September 20, 2017
“A Fund for All Occasions”
This article in CityBeat explores how a forfeiture fund under Hamilton County Prosecutor Joe Deters has been used for purchases other than those for which the fund was intended—namely, drug abuse prevention programs and law enforcement expenses.
According to the article, Hamilton County prosecutor’s office established a $1.7 million fund from seized assets, and the fund is not incorporated into budgetary documents, nor audited, or posted online.
The report reveals multiple questionable uses of the funds, including $15,000 on “briefcases for attorneys,” $200,000 on real estate consulting, and $2.2 million on information technology contracts with a friend of Deters for which no competitive bids were considered.
June 30, 2015
“Drug Cops Took a College Kid’s Savings and Now 13 Police Departments Want a Cut”
The Washington Post covered a 2014 DEA seizure of $11,000 in cash from a college student. The seizure occurred at Cincinnati/Northern Kentucky Airport. Although no drugs, guns, or other contraband were discovered, task force officers considered multiple factors when deciding to seize the currency: the odor of marijuana from the student’s checked baggage, the fact that the student had bought a one-way ticket; the student’s inability to prove where he had gotten the cash.
Task force officers said they believed that the money was connected to drug trafficking activity. The article presents a chart that shows how the $11,000 would be distributed to various law enforcement agencies under the Equitable Sharing Program.
FAQs About Civil Asset Forfeitures in Ohio
Q. What Assets Can Be Seized in Asset Forfeiture?
If the government suspects that certain property facilitated the commission of a crime or was obtained as the result of a criminal offense, law enforcement or a federal agency can seize the property, whether it be cash, guns, drugs, cars, boats, houses, and so on.
Q. What Is the Difference Between Criminal and Civil Forfeiture?
Prosecutors bring a criminal forfeiture action in connection with prosecuting a defendant for a criminal offense. The action is brought against the defendant and only when the defendant has been convicted of a crime.
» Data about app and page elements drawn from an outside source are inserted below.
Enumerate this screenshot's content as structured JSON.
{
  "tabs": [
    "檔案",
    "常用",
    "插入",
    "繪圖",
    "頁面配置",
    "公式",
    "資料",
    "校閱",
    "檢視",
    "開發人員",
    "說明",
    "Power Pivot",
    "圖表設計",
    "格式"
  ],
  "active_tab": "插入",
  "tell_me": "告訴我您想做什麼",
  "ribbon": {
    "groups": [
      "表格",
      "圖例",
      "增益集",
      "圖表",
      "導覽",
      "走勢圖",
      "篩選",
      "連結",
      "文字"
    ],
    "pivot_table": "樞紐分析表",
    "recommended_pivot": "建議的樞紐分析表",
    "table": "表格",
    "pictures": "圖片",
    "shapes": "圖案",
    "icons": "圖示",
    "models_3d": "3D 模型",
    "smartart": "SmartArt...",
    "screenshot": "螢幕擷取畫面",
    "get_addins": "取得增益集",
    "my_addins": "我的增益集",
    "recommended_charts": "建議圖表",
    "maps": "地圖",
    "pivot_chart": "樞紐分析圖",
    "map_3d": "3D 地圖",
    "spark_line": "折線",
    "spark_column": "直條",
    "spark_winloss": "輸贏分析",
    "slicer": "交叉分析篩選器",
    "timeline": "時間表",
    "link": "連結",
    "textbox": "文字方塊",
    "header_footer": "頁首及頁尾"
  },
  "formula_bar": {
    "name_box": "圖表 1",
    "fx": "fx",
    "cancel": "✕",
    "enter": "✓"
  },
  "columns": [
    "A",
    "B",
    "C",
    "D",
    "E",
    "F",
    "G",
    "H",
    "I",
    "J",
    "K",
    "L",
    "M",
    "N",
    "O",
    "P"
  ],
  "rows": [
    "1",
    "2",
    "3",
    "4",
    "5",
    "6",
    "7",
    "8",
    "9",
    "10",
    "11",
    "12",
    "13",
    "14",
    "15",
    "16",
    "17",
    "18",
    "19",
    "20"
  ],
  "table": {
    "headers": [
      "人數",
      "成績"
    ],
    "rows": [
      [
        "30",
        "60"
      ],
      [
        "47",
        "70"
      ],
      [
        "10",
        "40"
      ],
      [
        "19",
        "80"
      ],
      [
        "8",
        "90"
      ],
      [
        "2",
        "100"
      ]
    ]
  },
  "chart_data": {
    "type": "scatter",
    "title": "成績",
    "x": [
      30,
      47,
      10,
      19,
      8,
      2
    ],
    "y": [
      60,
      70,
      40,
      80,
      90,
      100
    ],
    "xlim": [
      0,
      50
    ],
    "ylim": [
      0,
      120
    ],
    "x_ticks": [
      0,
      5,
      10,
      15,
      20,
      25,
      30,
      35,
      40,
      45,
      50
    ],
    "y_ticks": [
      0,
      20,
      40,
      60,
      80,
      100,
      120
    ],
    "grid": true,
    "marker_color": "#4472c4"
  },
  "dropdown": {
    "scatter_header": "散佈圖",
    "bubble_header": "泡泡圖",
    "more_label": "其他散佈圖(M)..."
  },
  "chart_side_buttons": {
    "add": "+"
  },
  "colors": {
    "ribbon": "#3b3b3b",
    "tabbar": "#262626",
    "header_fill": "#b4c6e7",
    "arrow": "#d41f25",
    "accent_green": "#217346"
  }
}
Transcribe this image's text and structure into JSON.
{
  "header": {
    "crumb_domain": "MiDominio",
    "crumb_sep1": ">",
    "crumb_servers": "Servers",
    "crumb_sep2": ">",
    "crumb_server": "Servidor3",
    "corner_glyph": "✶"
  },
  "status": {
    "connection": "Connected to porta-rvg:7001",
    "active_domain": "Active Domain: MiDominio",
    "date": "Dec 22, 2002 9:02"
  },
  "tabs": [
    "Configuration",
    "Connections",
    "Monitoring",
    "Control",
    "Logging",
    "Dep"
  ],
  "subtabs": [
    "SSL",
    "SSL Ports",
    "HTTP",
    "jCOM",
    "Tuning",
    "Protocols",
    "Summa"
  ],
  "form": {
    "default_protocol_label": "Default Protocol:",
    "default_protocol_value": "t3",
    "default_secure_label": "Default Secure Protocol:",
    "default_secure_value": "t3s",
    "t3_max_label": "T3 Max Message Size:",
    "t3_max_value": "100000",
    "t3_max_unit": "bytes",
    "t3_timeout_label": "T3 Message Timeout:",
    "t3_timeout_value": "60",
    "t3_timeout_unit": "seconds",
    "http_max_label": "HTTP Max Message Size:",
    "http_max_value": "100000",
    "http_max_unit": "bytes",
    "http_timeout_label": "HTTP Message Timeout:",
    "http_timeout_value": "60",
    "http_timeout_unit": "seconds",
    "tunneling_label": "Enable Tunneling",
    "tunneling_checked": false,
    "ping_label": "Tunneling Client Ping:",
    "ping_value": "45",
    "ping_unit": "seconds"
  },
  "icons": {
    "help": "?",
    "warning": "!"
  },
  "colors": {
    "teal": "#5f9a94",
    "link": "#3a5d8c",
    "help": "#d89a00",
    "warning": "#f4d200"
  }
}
Civil asset forfeiture is considered an in rem (against the property) action and does not require a criminal charge or conviction of the property’s owner.
Q. What Is the Purpose of Civil Asset Forfeiture?
Civil asset forfeiture aims to deter criminal activity with economic disincentives and bring remedial options to offset the economic damage that results from crime. Forfeiture laws seek to balance the need for punishment and remedial action with the property owner’s rights against wrongful forfeiture.
Q. Can Police Take Your Possessions?
Yes, police can seize your property when you are arrested and/or when they merely suspect that your property was used to commit a crime or is the proceeds of a crime. Officers will give you a voucher listing the property they seized. You will also be issued a notice of their intent to take a forfeiture action.
Q. How Can I Get My Seized Money Back?
Ohio RC 2981 states that you can try to reclaim your seized money by fling a motion in the appropriate court. The motion should specify your interest in the money, as well as why the seizure was unlawful, and your request for the return of the cash. A civil asset forfeiture lawyer can help you file this petition.
Cincinnati Civil Asset Forfeitures Lawyer
The attorneys at Joslyn Law Firm know how frustrating it can be to have your property seized, especially with the added threat of forfeiture. If law enforcement officials or federal agents seized your property, we can fight to have it returned to you.
We will help you file a motion for the return of your property and handle all the deadlines and litigation that stem from this motion. Remember, the court will not appoint an attorney for you—it is up to you to find legal counsel that knows state and federal laws governing seizures and forfeitures.
Call Joslyn Law Firm today for a free case review: (513) 399-6289.